Problem details: Every line of the data is to be reproduced exactly.

-------- Supplied material --------

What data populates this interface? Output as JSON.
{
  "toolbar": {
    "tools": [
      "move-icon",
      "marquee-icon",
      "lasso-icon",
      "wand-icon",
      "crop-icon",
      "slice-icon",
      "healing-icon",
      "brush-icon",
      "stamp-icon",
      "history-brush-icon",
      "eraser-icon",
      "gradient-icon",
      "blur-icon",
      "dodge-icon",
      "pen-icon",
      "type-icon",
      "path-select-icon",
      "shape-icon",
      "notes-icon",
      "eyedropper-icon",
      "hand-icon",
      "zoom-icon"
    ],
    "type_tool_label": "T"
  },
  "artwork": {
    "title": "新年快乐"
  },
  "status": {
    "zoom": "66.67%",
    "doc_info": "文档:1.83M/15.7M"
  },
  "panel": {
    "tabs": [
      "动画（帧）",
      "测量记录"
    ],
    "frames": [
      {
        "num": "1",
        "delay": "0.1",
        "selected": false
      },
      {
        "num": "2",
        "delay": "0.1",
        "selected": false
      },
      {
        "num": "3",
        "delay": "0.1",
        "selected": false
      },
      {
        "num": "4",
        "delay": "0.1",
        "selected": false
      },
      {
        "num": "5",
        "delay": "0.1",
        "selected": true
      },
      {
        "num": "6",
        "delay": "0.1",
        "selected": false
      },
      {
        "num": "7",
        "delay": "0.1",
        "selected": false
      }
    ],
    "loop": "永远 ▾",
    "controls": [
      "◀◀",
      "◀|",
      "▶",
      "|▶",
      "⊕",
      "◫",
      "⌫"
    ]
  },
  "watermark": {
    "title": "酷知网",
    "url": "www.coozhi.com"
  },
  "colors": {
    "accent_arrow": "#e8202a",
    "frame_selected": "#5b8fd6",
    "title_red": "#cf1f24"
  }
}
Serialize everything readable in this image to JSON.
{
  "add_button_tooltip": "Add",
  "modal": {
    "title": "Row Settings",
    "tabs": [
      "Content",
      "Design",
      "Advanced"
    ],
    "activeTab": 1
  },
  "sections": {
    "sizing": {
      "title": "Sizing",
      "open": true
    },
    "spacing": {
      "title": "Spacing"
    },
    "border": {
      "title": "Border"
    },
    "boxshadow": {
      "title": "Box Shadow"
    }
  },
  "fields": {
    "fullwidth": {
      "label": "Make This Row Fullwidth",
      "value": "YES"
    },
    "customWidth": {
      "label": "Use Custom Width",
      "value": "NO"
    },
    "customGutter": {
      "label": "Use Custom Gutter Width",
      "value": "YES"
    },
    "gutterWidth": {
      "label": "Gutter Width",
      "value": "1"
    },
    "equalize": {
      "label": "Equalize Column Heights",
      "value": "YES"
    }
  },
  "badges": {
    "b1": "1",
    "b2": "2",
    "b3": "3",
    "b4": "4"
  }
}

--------

Finished task:
What data populates this interface? Output as JSON.
{
  "toolbar": {
    "tools": [
      "move-icon",
      "marquee-icon",
      "lasso-icon",
      "wand-icon",
      "crop-icon",
      "slice-icon",
      "healing-icon",
      "brush-icon",
      "stamp-icon",
      "history-brush-icon",
      "eraser-icon",
      "gradient-icon",
      "blur-icon",
      "dodge-icon",
      "pen-icon",
      "type-icon",
      "path-select-icon",
      "shape-icon",
      "notes-icon",
      "eyedropper-icon",
      "hand-icon",
      "zoom-icon"
    ],
    "type_tool_label": "T"
  },
  "artwork": {
    "title": "新年快乐"
  },
  "status": {
    "zoom": "66.67%",
    "doc_info": "文档:1.83M/15.7M"
  },
  "panel": {
    "tabs": [
      "动画（帧）",
      "测量记录"
    ],
    "frames": [
      {
        "num": "1",
        "delay": "0.1",
        "selected": false
      },
      {
        "num": "2",
        "delay": "0.1",
        "selected": false
      },
      {
        "num": "3",
        "delay": "0.1",
        "selected": false
      },
      {
        "num": "4",
        "delay": "0.1",
        "selected": false
      },
      {
        "num": "5",
        "delay": "0.1",
        "selected": true
      },
      {
        "num": "6",
        "delay": "0.1",
        "selected": false
      },
      {
        "num": "7",
        "delay": "0.1",
        "selected": false
      }
    ],
    "loop": "永远 ▾",
    "controls": [
      "◀◀",
      "◀|",
      "▶",
      "|▶",
      "⊕",
      "◫",
      "⌫"
    ]
  },
  "watermark": {
    "title": "酷知网",
    "url": "www.coozhi.com"
  },
  "colors": {
    "accent_arrow": "#e8202a",
    "frame_selected": "#5b8fd6",
    "title_red": "#cf1f24"
  }
}
Serialize everything readable in this image to JSON.
{
  "add_button_tooltip": "Add",
  "modal": {
    "title": "Row Settings",
    "tabs": [
      "Content",
      "Design",
      "Advanced"
    ],
    "activeTab": 1
  },
  "sections": {
    "sizing": {
      "title": "Sizing",
      "open": true
    },
    "spacing": {
      "title": "Spacing"
    },
    "border": {
      "title": "Border"
    },
    "boxshadow": {
      "title": "Box Shadow"
    }
  },
  "fields": {
    "fullwidth": {
      "label": "Make This Row Fullwidth",
      "value": "YES"
    },
    "customWidth": {
      "label": "Use Custom Width",
      "value": "NO"
    },
    "customGutter": {
      "label": "Use Custom Gutter Width",
      "value": "YES"
    },
    "gutterWidth": {
      "label": "Gutter Width",
      "value": "1"
    },
    "equalize": {
      "label": "Equalize Column Heights",
      "value": "YES"
    }
  },
  "badges": {
    "b1": "1",
    "b2": "2",
    "b3": "3",
    "b4": "4"
  }
}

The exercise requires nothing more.